I was just at a conference where one of the presenters said “IT should no longer be considered a cost center” He did not mean that IT departments should directly bring in revenue but should be considered more of an investment center in the same way R&D is. This means we need our IT departments to have a more strategic role because decisions by IT professionals will have an impact on profitability of the organizations.
This concept really made me think about how IT has been changing in the last few years. In most of the engagements I have had with companies about improving process and how to best leverage the technology they already have, there has been a strong representation from the IT department. IT could previously be considered a cost center required to support business goals but nowadays they have an important seat at the strategic business table in a growing number of companies.
The old IT department
I think most of us have been around long enough to remember when IT was simply the keeper of all things related to technology. They had the power to divvy out resources however they saw fit. They determined what you had available, when it was available and for how long. Resources were considered a scarcity and therefore valued as much as gold. In some companies this may have caused some inefficiencies because the resources were not always provided in priority of what would produce the highest business value.
The New IT department
I see two main changes in IT departments in the last few years. The first is that the majority of the IT management of software systems, the installation of software, managing/scheduling updates, patches, and the purchase of new workstations/servers, etc. is managed either by a dedicated subset of the IT team or by a 3rd party IT company. The second change is that IT workers are becoming more knowledgeable about the company’s business and therefore can contribute to how the company can use technology to achieve their goals at a high level.

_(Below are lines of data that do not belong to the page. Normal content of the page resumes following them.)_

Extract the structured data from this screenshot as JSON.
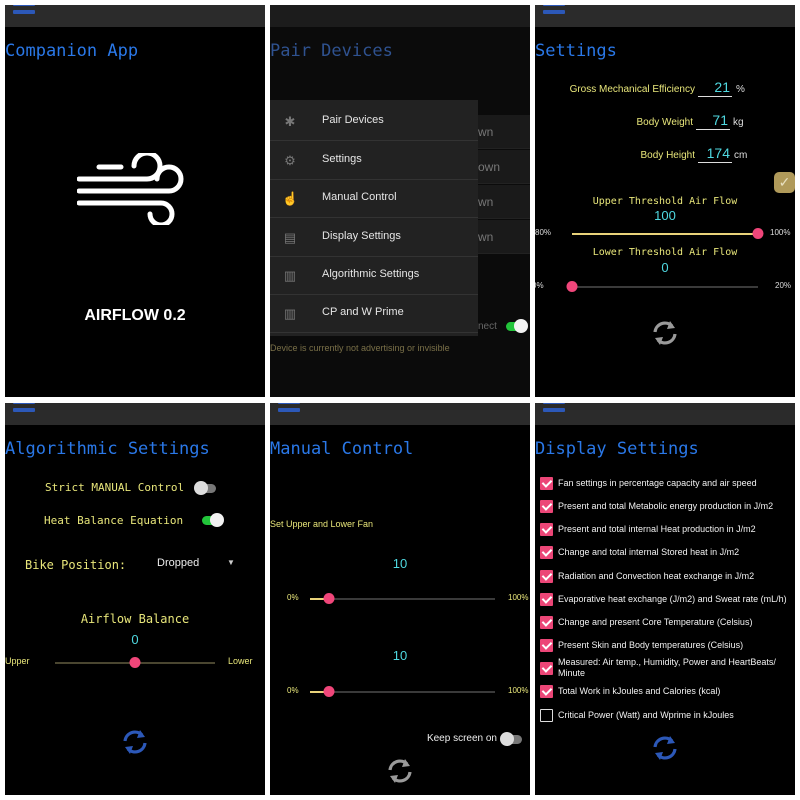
{
  "colors": {
    "title": "#2a78e8",
    "label": "#e8e67a",
    "value": "#4fd8e0",
    "thumb": "#f0467a",
    "toggle_on": "#22c43a",
    "checkbox": "#ec4677",
    "refresh_blue": "#2c58b8",
    "refresh_gray": "#9a9a9a"
  },
  "companion": {
    "title": "Companion App",
    "app_name": "AIRFLOW 0.2",
    "icon": "wind-icon"
  },
  "pair": {
    "title": "Pair Devices",
    "rows": [
      "wn",
      "own",
      "wn",
      "wn"
    ],
    "connect_label": "nect",
    "connect_on": true,
    "status": "Device is currently not advertising or invisible",
    "drawer": [
      {
        "label": "Pair Devices",
        "icon": "bluetooth-icon"
      },
      {
        "label": "Settings",
        "icon": "gear-icon"
      },
      {
        "label": "Manual Control",
        "icon": "touch-icon"
      },
      {
        "label": "Display Settings",
        "icon": "clipboard-icon"
      },
      {
        "label": "Algorithmic Settings",
        "icon": "bar-chart-icon"
      },
      {
        "label": "CP and W Prime",
        "icon": "bar-chart-icon"
      }
    ]
  },
  "settings": {
    "title": "Settings",
    "gme": {
      "label": "Gross Mechanical Efficiency",
      "value": "21",
      "unit": "%"
    },
    "weight": {
      "label": "Body Weight",
      "value": "71",
      "unit": "kg"
    },
    "height": {
      "label": "Body Height",
      "value": "174",
      "unit": "cm"
    },
    "confirm_checked": true,
    "upper": {
      "label": "Upper Threshold Air Flow",
      "value": 100,
      "value_text": "100",
      "min_label": "80%",
      "max_label": "100%",
      "min": 80,
      "max": 100
    },
    "lower": {
      "label": "Lower Threshold Air Flow",
      "value": 0,
      "value_text": "0",
      "min_label": "0%",
      "max_label": "20%",
      "min": 0,
      "max": 20
    }
  },
  "algorithmic": {
    "title": "Algorithmic Settings",
    "strict_manual": {
      "label": "Strict MANUAL Control",
      "on": false
    },
    "heat_balance": {
      "label": "Heat Balance Equation",
      "on": true
    },
    "bike_position": {
      "label": "Bike Position:",
      "value": "Dropped"
    },
    "airflow_balance": {
      "label": "Airflow Balance",
      "value_text": "0",
      "position": 0.5,
      "left_label": "Upper",
      "right_label": "Lower"
    }
  },
  "manual": {
    "title": "Manual Control",
    "subtitle": "Set Upper and Lower Fan",
    "upper_fan": {
      "value": 10,
      "value_text": "10",
      "min": 0,
      "max": 100,
      "min_label": "0%",
      "max_label": "100%"
    },
    "lower_fan": {
      "value": 10,
      "value_text": "10",
      "min": 0,
      "max": 100,
      "min_label": "0%",
      "max_label": "100%"
    },
    "keep_screen": {
      "label": "Keep screen on",
      "on": false
    }
  },
  "display": {
    "title": "Display Settings",
    "options": [
      {
        "label": "Fan settings in percentage capacity and air speed",
        "checked": true
      },
      {
        "label": "Present and total Metabolic energy production in J/m2",
        "checked": true
      },
      {
        "label": "Present and total internal Heat production in J/m2",
        "checked": true
      },
      {
        "label": "Change and total internal Stored heat in J/m2",
        "checked": true
      },
      {
        "label": "Radiation and Convection heat exchange in J/m2",
        "checked": true
      },
      {
        "label": "Evaporative heat exchange (J/m2) and Sweat  rate  (mL/h)",
        "checked": true
      },
      {
        "label": "Change and present Core Temperature (Celsius)",
        "checked": true
      },
      {
        "label": "Present Skin and Body temperatures (Celsius)",
        "checked": true
      },
      {
        "label": "Measured: Air temp., Humidity, Power and HeartBeats/ Minute",
        "checked": true
      },
      {
        "label": "Total Work in kJoules and Calories (kcal)",
        "checked": true
      },
      {
        "label": "Critical Power (Watt) and Wprime in kJoules",
        "checked": false
      }
    ]
  }
}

Both of these changes are necessary for how we work in today’s world. Technology is a great thing but it also can make our lives miserable if not implemented properly or possibly by using the absolutely wrong technology. Having IT staff involved more in the business side means they will be able to contribute their expertise on how or even what technology can be used. Also with so much buzz around new technology (Cloud, 3D Printing, IoT, material development, social collaboration, gamification, machine learning, laser scanning, augmented reality, etc.) they will have a good sense if the maturity of the new technology will meet the expectations or meet business requirements.
Transitioning to new IT department

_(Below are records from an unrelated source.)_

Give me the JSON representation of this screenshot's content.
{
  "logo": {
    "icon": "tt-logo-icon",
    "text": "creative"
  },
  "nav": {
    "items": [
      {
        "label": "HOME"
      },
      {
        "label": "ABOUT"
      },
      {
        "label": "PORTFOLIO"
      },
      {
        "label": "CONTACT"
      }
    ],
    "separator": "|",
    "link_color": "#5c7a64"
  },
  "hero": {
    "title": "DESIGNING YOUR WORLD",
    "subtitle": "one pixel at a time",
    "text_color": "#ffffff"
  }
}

Transitioning from the old model to the new model is not always a smooth transition from my experience. The skills required in the old model are quite different than in the new model. Amongst other things, the new model will require a better understanding of your company’s business. You will need to understand what and why (not just how) information flows between applications and departments.

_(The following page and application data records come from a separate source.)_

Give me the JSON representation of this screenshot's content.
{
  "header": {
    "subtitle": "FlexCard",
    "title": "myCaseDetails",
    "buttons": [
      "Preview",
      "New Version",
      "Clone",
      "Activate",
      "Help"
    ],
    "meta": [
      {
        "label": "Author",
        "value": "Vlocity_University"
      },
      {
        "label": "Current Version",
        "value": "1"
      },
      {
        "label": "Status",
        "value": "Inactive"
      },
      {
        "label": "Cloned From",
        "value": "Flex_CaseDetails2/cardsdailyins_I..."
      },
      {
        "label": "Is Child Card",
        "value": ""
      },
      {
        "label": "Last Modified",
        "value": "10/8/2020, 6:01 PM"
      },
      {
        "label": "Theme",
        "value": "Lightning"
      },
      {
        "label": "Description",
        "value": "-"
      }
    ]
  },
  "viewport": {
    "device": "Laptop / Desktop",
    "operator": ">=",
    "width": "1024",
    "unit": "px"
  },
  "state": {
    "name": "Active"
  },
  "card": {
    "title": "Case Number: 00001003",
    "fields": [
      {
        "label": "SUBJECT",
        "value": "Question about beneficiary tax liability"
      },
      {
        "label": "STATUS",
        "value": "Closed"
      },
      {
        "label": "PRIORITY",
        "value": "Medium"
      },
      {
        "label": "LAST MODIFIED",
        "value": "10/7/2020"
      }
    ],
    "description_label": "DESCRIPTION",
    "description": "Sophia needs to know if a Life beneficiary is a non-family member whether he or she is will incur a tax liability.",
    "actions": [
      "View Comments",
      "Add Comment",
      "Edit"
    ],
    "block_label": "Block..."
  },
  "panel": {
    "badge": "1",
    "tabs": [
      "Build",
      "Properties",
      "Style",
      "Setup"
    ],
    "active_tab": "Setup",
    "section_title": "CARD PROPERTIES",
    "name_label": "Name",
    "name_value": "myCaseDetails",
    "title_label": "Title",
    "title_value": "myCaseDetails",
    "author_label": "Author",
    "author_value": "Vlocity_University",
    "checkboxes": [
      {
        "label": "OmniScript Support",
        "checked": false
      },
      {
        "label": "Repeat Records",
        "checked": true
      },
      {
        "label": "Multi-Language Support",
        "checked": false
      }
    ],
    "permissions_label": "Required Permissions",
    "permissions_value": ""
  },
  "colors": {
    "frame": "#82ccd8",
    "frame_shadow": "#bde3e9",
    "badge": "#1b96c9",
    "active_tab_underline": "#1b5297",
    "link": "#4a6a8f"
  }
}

These new requirements for IT personnel are shaking some organizations’ IT departments. To be an IT professional in this type of organization no longer requires the same skills. The biggest shift I have seen has been at VP and director levels and is slowing moving to the rest of the organization.
Since all organizations depend on optimizing technology to be competitive, it is no wonder that the need for technology experts at the strategy business table is a key requirement. Technology used to be just an enabler but now it is integral and is at the foundation of what we all do.
The requirements of our IT professionals are changing as our dependency on technology increases and the rate of change of disruptive technology increases exponentially.
Having IT professionals that have a seat and a voice at the strategic business roundtable is becoming the norm. IT professionals will need to evolve their skills from only revolving around technology and more to understanding the intersection of business and technology.
Bull’s eye, Denis !
“to understand what and why (not just how) information flows between applications and departments”
is really the key and, if i might add, to think along those lines distinguishes between the managers with a vision and those who do not.
Moreover, i totally subscribe to
“Technology used to be just an enabler but now it is integral and is at the foundation of what we all do.
The requirements of our IT professionals are changing as our dependency on technology increases and the rate of change of disruptive technology increases exponentially.”,
and have taken to expanding the above into the fact that no one person can control technology in general any longer: then, the one with a vision imagines what needs doing and the several who control the various components of the technology tapestry figure out how to do it.
In the end, for those who capture the essentials, it is a never ending, mutually endowing process of growth.